Senior students at Carroll County high schools have been separated for weeks because of a global pandemic, forced to miss out on many of the rites of passage associated with their last year of school.

With details of their graduation in a state of flux, the Class of 2020 has sought normality. In interviews with the Times-Georgian, some of these students talked about how they are keeping to the rhythms of their senior year despite all the distractions of the past few months.

Anna Puckett, a senior at Mount Zion High School, said that she thinks that this whole experience has created a strong bond with her peers. Group text messages and video calls are all ways that she has been able to connect with her friends.

Looking back, she said, it seems she took time for granted.

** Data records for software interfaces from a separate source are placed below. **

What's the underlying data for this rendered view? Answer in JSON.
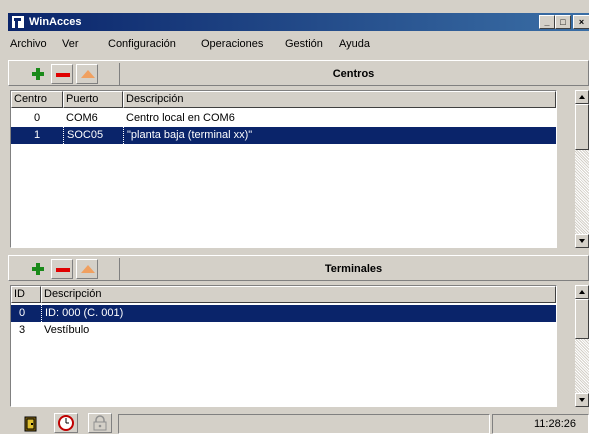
{
  "window": {
    "title": "WinAcces"
  },
  "menu": {
    "items": [
      "Archivo",
      "Ver",
      "Configuración",
      "Operaciones",
      "Gestión",
      "Ayuda"
    ]
  },
  "centros": {
    "title": "Centros",
    "columns": [
      "Centro",
      "Puerto",
      "Descripción"
    ],
    "rows": [
      {
        "centro": "0",
        "puerto": "COM6",
        "descripcion": "Centro local en COM6"
      },
      {
        "centro": "1",
        "puerto": "SOC05",
        "descripcion": "\"planta baja (terminal xx)\""
      }
    ],
    "selected_index": 1
  },
  "terminales": {
    "title": "Terminales",
    "columns": [
      "ID",
      "Descripción"
    ],
    "rows": [
      {
        "id": "0",
        "descripcion": "ID: 000 (C. 001)"
      },
      {
        "id": "3",
        "descripcion": "Vestíbulo"
      }
    ],
    "selected_index": 0
  },
  "toolbar_icons": [
    "add-icon",
    "remove-icon",
    "move-up-icon"
  ],
  "statusbar": {
    "time": "11:28:26",
    "icons": [
      "exit-door-icon",
      "clock-icon",
      "lock-icon"
    ]
  },
  "colors": {
    "title_bar": "#0a246a",
    "selection": "#0a246a",
    "add": "#1a8a1a",
    "remove": "#e00000",
    "up": "#f0a060"
  }
}
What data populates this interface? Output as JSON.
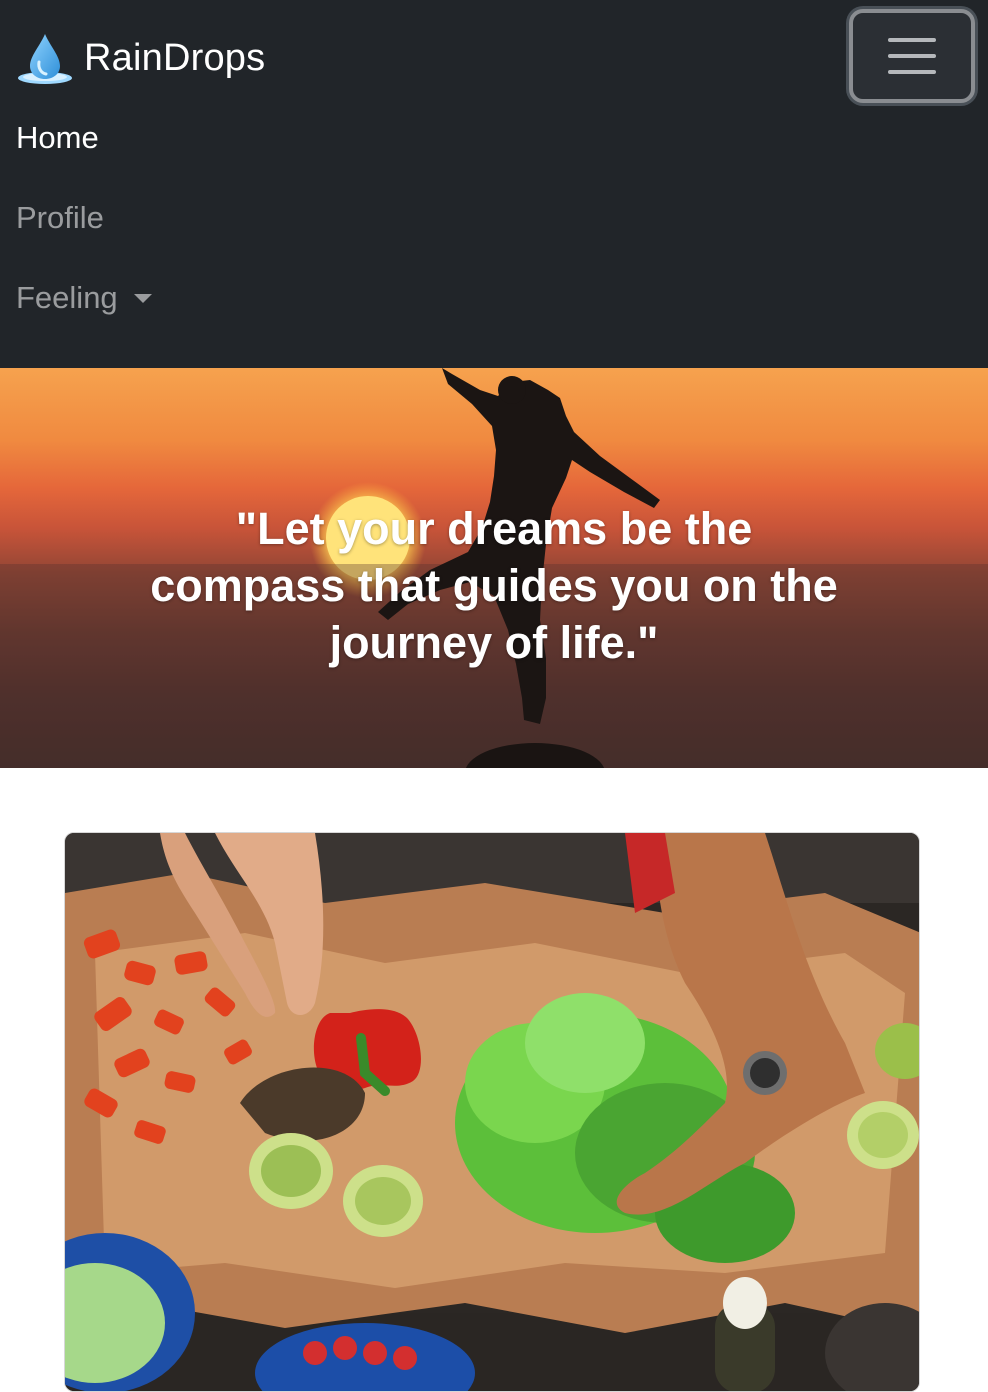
{
  "navbar": {
    "brand": {
      "name": "RainDrops",
      "icon": "water-drop-icon"
    },
    "toggler_icon": "hamburger-menu-icon",
    "links": [
      {
        "label": "Home",
        "active": true
      },
      {
        "label": "Profile",
        "active": false
      },
      {
        "label": "Feeling",
        "active": false,
        "dropdown": true
      }
    ]
  },
  "hero": {
    "quote": "\"Let your dreams be the compass that guides you on the journey of life.\""
  },
  "colors": {
    "navbar_bg": "#212529",
    "nav_active": "#ffffff",
    "nav_inactive": "rgba(255,255,255,0.55)",
    "brand_drop": "#4aa8e8"
  }
}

Before, she and her friends did not want to be in class, but now, she wishes she could be back at school just one more time.

“We came in the world during 9/11 and now we’re going to leave high school during a pandemic, so our lives have really revolved around those two things,” she said. “Our class is really going to grow from this and build a strong relationship with each other.”

High schools in Carroll County Schools, Carrollton City Schools, and Oak Mountain Academy all have a tentative plan to hold in-person ceremonies, under the condition that social distancing guidelines have been lifted by the time that ceremony takes place.

But it isn’t just graduation that seniors will be missing. Carly Robinson, a senior at Bowdon High School, said that while the big events like graduation and prom are important to them, the little, everyday things like joking around and getting the teacher off-topic, tennis practice, and riding the bus are what truly matter.

“I’d give anything to just go to a normal day of school, see all my teachers, eat lunch with my friends, and say ‘hi’ to people in the halls,” said Robinson. “We’re not actually sad to miss the events; we’re sad to miss the time we would be spending together.”

Seniors have been looking forward to graduation, but Bowdon High School student Charles Bell said that at the end of the day, there’s a bigger picture. With people losing their jobs as well as loved ones, he’s now just searching for ways to help his community.

Teachers are also quick to help out their students. All three students said they praised their teacher’s efforts. Bell said that he doesn’t think that he’s ever seen a graduating class celebrated so much as his class.

“Our teachers are amazing,” said Bell. “They’re working very hard to make sure that they’re making the best out of the situation for the seniors.”

Carrollton High School is planning a graduation ceremony for June 1, depending on safety guidelines. The five Carroll County School System high schools are planning to hold their ceremonies on the original date, but they have reserved two back-up dates in case they are needed.

“When it became apparent we may not be able to hold a traditional graduation, we reached out to the senior class leadership and asked them to poll other class members on what they would prefer to do, if that was indeed the case,” said CHS principal David Brooks. “An overwhelming majority said they did not want a virtual graduation and wanted to end their high school career with their classmates on the field in Grisham Stadium.”

At Oak Mountain Academy, a closed ceremony is set for June 13. There will be fewer seats, set farther apart than they would normally be, though that plan could also change if local guidelines change.

“We have not taken our decision to continue with our Commencement Ceremony lightly,” said OMA Headmaster Patrick Yuran. “It is so difficult to make the best decision for our community while also maintaining good practices for health and safety. With all of this in mind, we feel that we can still uphold our long-standing Academy traditions, while also maintaining a safe environment.”